___ AVAILABLE DATA ___

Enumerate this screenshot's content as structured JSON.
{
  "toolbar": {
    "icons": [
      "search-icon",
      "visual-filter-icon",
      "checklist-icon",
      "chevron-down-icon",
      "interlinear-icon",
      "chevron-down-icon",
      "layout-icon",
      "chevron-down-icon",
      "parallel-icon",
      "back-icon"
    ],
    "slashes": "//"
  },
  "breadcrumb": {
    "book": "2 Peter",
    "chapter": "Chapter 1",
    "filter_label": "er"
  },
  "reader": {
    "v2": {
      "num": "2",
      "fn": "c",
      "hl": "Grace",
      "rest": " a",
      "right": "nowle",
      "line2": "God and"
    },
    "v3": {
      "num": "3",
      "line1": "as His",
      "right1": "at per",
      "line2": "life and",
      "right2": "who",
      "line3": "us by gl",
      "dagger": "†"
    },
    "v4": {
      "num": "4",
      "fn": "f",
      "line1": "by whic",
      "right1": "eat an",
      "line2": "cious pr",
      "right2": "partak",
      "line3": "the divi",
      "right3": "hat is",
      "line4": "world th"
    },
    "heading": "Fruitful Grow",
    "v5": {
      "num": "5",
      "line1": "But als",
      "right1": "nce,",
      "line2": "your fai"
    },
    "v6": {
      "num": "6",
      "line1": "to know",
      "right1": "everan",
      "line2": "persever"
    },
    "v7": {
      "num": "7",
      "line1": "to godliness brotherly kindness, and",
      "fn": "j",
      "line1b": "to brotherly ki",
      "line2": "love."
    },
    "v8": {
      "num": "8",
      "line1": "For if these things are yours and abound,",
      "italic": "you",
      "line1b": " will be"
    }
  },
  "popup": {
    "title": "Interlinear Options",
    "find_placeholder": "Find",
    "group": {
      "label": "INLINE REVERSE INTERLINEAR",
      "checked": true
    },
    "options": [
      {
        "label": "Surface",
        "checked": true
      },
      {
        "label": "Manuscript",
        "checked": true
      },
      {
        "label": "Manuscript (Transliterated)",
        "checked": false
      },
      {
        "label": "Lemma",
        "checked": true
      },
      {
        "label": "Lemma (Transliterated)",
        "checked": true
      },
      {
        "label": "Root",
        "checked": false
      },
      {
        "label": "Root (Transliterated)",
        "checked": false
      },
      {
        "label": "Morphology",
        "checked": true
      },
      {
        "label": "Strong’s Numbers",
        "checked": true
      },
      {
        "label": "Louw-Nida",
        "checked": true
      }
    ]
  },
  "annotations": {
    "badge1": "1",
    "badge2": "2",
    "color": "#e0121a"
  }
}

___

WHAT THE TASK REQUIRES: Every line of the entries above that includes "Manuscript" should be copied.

EXERCISE SOLUTION:
        "label": "Manuscript",
        "label": "Manuscript (Transliterated)",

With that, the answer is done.